[Supplied data — start]
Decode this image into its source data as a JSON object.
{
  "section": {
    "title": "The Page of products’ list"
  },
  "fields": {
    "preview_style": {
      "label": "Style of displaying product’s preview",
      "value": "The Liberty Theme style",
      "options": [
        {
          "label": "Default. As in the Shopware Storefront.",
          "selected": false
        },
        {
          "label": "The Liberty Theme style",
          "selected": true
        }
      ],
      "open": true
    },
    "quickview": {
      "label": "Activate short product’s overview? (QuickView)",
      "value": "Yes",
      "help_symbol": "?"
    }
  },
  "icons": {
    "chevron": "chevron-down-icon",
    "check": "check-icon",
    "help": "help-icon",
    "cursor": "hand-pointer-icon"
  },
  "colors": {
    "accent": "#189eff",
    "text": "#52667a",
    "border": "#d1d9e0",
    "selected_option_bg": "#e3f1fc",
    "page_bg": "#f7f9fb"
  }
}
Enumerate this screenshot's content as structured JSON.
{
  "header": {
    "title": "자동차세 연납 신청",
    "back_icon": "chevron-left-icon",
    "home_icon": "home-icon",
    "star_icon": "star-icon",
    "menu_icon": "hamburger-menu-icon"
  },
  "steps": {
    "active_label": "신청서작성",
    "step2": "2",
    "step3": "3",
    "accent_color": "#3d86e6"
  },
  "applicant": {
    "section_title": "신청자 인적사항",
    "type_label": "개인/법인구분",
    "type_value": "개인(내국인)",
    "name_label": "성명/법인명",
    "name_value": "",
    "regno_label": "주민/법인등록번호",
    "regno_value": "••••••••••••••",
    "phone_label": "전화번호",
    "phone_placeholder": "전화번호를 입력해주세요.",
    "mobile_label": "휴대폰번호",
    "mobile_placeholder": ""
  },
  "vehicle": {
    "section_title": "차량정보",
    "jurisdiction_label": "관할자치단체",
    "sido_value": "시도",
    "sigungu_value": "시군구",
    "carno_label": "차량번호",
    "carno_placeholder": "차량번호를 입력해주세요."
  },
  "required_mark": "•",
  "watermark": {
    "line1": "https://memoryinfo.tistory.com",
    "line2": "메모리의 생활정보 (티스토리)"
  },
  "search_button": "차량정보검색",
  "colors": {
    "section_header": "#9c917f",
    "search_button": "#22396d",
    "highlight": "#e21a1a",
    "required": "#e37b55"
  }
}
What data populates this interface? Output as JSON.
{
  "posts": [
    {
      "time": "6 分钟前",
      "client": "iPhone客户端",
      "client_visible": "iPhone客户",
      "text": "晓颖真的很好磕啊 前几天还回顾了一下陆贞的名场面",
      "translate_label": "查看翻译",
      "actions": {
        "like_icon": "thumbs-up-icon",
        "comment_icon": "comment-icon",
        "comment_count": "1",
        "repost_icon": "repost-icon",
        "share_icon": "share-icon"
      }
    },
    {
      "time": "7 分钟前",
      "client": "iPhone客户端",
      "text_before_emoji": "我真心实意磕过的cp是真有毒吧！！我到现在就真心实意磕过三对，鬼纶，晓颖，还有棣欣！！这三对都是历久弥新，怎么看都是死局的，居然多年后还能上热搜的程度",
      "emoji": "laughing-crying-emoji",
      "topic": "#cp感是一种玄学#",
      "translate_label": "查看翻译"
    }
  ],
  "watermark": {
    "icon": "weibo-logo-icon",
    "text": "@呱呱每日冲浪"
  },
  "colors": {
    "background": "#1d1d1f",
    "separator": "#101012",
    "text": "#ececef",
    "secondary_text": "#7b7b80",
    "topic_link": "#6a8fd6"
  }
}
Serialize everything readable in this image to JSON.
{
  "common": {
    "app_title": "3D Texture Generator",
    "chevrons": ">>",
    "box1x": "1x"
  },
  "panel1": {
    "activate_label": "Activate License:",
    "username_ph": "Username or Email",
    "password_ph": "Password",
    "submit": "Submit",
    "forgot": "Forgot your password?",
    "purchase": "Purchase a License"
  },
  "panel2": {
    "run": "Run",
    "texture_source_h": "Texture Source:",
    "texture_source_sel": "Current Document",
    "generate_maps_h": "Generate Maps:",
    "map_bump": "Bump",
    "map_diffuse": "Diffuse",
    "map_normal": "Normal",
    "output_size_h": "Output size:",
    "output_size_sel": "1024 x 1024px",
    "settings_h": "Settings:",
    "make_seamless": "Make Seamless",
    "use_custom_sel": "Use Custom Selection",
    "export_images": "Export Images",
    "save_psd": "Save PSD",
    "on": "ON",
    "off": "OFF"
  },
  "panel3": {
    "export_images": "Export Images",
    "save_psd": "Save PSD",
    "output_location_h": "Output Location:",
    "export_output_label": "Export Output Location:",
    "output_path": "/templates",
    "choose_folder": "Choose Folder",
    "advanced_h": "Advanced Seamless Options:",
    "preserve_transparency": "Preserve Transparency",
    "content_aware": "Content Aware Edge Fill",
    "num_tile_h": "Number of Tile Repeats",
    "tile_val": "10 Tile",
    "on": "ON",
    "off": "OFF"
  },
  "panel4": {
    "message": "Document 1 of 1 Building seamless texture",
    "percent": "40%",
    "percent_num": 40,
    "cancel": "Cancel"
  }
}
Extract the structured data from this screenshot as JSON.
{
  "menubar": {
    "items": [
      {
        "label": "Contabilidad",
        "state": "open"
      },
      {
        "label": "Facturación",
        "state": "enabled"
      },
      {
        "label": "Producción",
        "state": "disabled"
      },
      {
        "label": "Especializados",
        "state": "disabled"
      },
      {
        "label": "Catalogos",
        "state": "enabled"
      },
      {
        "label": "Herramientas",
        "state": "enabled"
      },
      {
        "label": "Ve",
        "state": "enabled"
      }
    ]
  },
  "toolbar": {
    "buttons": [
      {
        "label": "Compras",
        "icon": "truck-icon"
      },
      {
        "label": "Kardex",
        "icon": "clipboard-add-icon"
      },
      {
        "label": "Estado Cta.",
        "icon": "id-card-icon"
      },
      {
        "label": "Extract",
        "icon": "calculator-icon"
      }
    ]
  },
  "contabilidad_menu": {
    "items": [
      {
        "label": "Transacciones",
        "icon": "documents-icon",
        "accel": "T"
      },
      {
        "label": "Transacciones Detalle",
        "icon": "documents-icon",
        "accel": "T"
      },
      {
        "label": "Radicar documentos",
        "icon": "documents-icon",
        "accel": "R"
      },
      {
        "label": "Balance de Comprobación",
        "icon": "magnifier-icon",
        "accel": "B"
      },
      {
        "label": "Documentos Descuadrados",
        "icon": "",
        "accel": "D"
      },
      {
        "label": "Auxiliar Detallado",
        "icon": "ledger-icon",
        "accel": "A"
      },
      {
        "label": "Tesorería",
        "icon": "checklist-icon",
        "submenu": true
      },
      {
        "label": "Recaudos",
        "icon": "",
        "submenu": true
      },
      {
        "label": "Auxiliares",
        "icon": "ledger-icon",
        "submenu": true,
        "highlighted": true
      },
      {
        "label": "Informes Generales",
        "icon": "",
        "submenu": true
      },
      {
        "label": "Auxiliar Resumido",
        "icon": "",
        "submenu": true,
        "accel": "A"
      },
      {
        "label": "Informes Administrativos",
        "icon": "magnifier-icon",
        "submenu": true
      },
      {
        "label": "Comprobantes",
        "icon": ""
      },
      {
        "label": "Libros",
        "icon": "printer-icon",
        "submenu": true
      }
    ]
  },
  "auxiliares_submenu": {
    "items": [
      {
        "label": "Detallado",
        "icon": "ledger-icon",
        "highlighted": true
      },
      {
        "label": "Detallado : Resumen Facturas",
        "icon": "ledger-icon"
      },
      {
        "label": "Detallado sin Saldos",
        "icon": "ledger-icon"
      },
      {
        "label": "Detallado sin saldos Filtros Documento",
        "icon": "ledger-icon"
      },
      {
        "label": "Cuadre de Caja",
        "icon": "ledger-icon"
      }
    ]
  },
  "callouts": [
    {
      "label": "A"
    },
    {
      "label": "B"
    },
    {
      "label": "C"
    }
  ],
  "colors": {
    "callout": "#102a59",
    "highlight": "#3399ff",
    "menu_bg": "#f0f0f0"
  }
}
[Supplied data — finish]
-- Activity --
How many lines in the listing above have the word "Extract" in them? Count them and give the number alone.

-- Final answer --
2